UX is a tool, a drug, a craft – it can be used for good and for evil.
The evil bit sucks, and this article (below) gave me such rage today because it reminded me of all the evil things that can be done using magical UX powers. It’s a great read, and links off to a great site where you can dob in evil asshole sites and companies who do evil asshole things.
- The Slippery Slope (90 Percent of Everything)
A paraphrased excerpt:
Imagine you’re operations director for an NHS hospital in the UK. Imagine you’ve got three kids and a big mortgage. This job is everything to you. So how would you react when your boss says to you that you have to cut wait times to under 5 minutes per patient or you’re fired. Just think about this for a moment. You’ve got no spare capital, no spare staff time, no way to stretch your resources. How can you possibly do this?

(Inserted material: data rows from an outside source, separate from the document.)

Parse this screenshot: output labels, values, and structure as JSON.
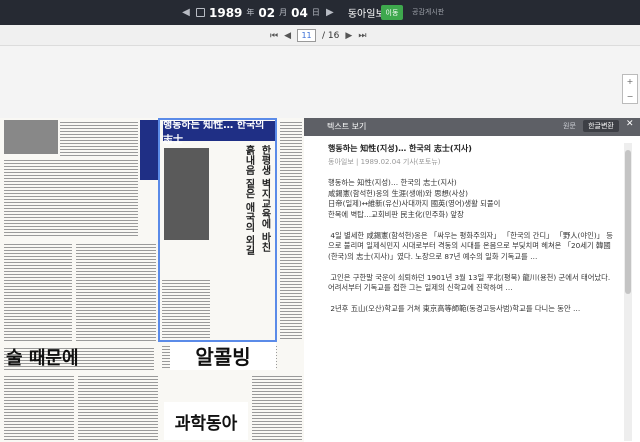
{
  "toolbar": {
    "year": "1989",
    "year_unit": "年",
    "month": "02",
    "month_unit": "月",
    "day": "04",
    "day_unit": "日",
    "newspaper": "동아일보",
    "go_label": "이동",
    "public_label": "공감게시판"
  },
  "pager": {
    "current_page": "11",
    "total_pages": "/ 16"
  },
  "zoom": {
    "plus": "+",
    "minus": "−"
  },
  "newspaper_page": {
    "headline": "행동하는 知性… 한국의 志士",
    "vertical_title": "한평생 벽지교육에 바친 흙내음 짙은 애국의 외길",
    "ad_1": "술 때문에",
    "ad_2": "알콜빙",
    "ad_3": "과학동아"
  },
  "text_panel": {
    "header": "텍스트 보기",
    "original_button": "원문",
    "translate_button": "한글변환",
    "close": "✕",
    "article_title": "행동하는 知性(지성)… 한국의 志士(지사)",
    "article_meta": "동아일보 | 1989.02.04 기사(포토뉴)",
    "body": "행동하는 知性(지성)… 한국의 志士(지사)\n咸錫憲(함석헌)옹의 生涯(생애)와 思想(사상)\n日帝(일제)↔維新(유신)사대까지 國英(영어)생활 되풀이\n한목에 벽탑…교회비판 民主化(민주화) 앞장\n\n 4일 별세한 咸錫憲(함석헌)옹은 「싸우는 평화주의자」 「한국의 간디」 「野人(야인)」 등으로 불리며 일제식민지 시대로부터 격동의 시대를 온몸으로 부딪치며 헤쳐온 「20세기 韓國(한국)의 志士(지사)」였다. 노장으로 87년 예수의 일화 기독교를 …\n\n 고인은 구한말 국운이 쇠퇴하던 1901년 3월 13일 平北(평북) 龍川(용천) 군에서 태어났다. 어려서부터 기독교를 접한 그는 일제의 신학교에 진학하여 …\n\n 2년후 五山(오산)학교를 거쳐 東京高等師範(동경고등사범)학교를 다니는 동안 …"
  }
}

Well here’s a little idea. How about you create a job role for a nurse where their job is simply to say hello to new patients. Nothing more. That way the patients are seen to, that way the wait time problem is solved. You get to keep your job. Sounds devious – but this really happened throughout the NHS in the 90s.

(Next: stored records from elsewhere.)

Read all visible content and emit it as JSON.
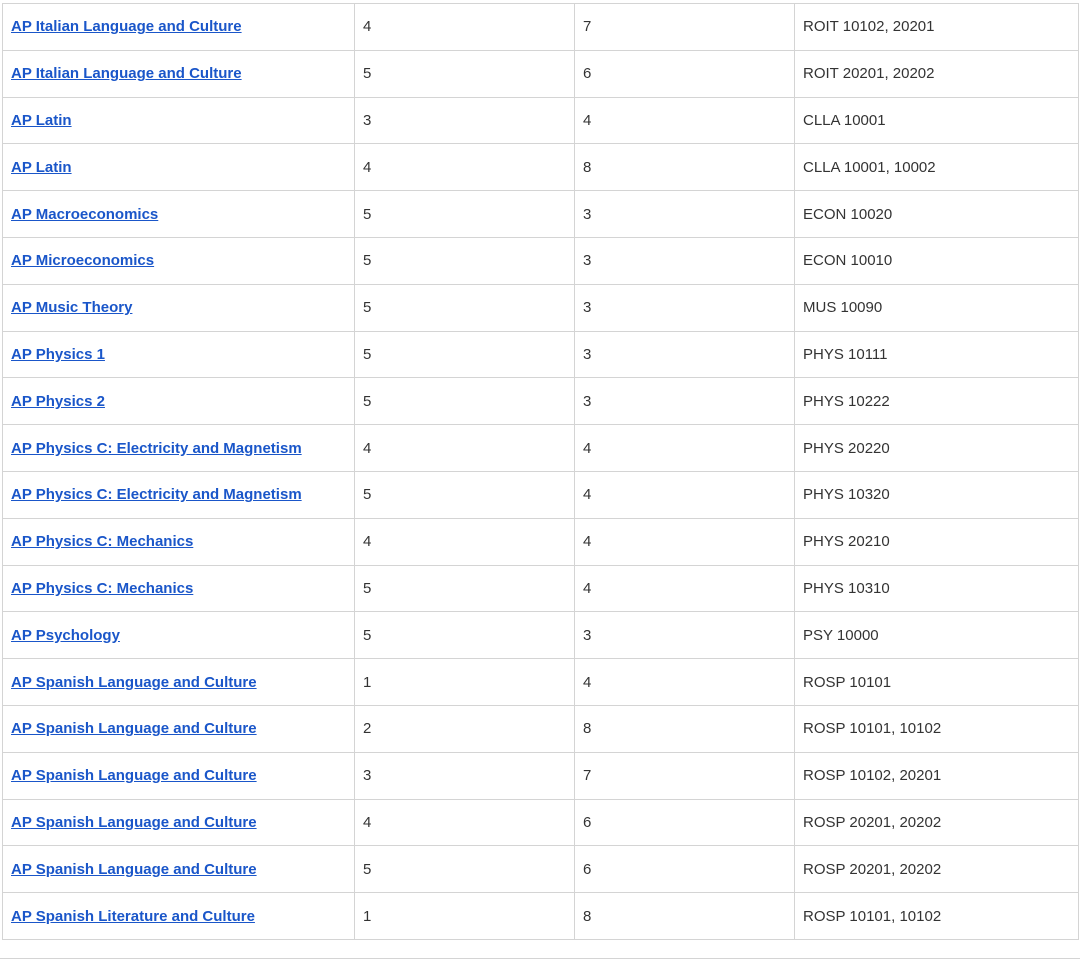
{
  "table": {
    "rows": [
      {
        "exam": "AP Italian Language and Culture",
        "score": "4",
        "credits": "7",
        "courses": "ROIT 10102, 20201"
      },
      {
        "exam": "AP Italian Language and Culture",
        "score": "5",
        "credits": "6",
        "courses": "ROIT 20201, 20202"
      },
      {
        "exam": "AP Latin",
        "score": "3",
        "credits": "4",
        "courses": "CLLA 10001"
      },
      {
        "exam": "AP Latin",
        "score": "4",
        "credits": "8",
        "courses": "CLLA 10001, 10002"
      },
      {
        "exam": "AP Macroeconomics",
        "score": "5",
        "credits": "3",
        "courses": "ECON 10020"
      },
      {
        "exam": "AP Microeconomics",
        "score": "5",
        "credits": "3",
        "courses": "ECON 10010"
      },
      {
        "exam": "AP Music Theory",
        "score": "5",
        "credits": "3",
        "courses": "MUS 10090"
      },
      {
        "exam": "AP Physics 1",
        "score": "5",
        "credits": "3",
        "courses": "PHYS 10111"
      },
      {
        "exam": "AP Physics 2",
        "score": "5",
        "credits": "3",
        "courses": "PHYS 10222"
      },
      {
        "exam": "AP Physics C: Electricity and Magnetism",
        "score": "4",
        "credits": "4",
        "courses": "PHYS 20220"
      },
      {
        "exam": "AP Physics C: Electricity and Magnetism",
        "score": "5",
        "credits": "4",
        "courses": "PHYS 10320"
      },
      {
        "exam": "AP Physics C: Mechanics",
        "score": "4",
        "credits": "4",
        "courses": "PHYS 20210"
      },
      {
        "exam": "AP Physics C: Mechanics",
        "score": "5",
        "credits": "4",
        "courses": "PHYS 10310"
      },
      {
        "exam": "AP Psychology",
        "score": "5",
        "credits": "3",
        "courses": "PSY 10000"
      },
      {
        "exam": "AP Spanish Language and Culture",
        "score": "1",
        "credits": "4",
        "courses": "ROSP 10101"
      },
      {
        "exam": "AP Spanish Language and Culture",
        "score": "2",
        "credits": "8",
        "courses": "ROSP 10101, 10102"
      },
      {
        "exam": "AP Spanish Language and Culture",
        "score": "3",
        "credits": "7",
        "courses": "ROSP 10102, 20201"
      },
      {
        "exam": "AP Spanish Language and Culture",
        "score": "4",
        "credits": "6",
        "courses": "ROSP 20201, 20202"
      },
      {
        "exam": "AP Spanish Language and Culture",
        "score": "5",
        "credits": "6",
        "courses": "ROSP 20201, 20202"
      },
      {
        "exam": "AP Spanish Literature and Culture",
        "score": "1",
        "credits": "8",
        "courses": "ROSP 10101, 10102"
      }
    ]
  },
  "colors": {
    "link": "#1a56c9",
    "text": "#333333",
    "border": "#d4d4d4"
  }
}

After about 5 years, the NHS realised what they’d done. An NHS spokesperson admitted in the British Medical Journal that: “We shouldn’t just count things that are easily counted – but provide meaningful data about the quality and effectiveness of treatment in the NHS.”
They hit their targets – they did their jobs – and it looked good on paper; but in reality they created a cheaper, nastier experience. In other words, they created a Dark Pattern.
To put it another way, Dark Patterns are often conversion rate optimisation projects that have gone wrong because of an unhealthy working environment.
Thanks, @niaalist, for the link!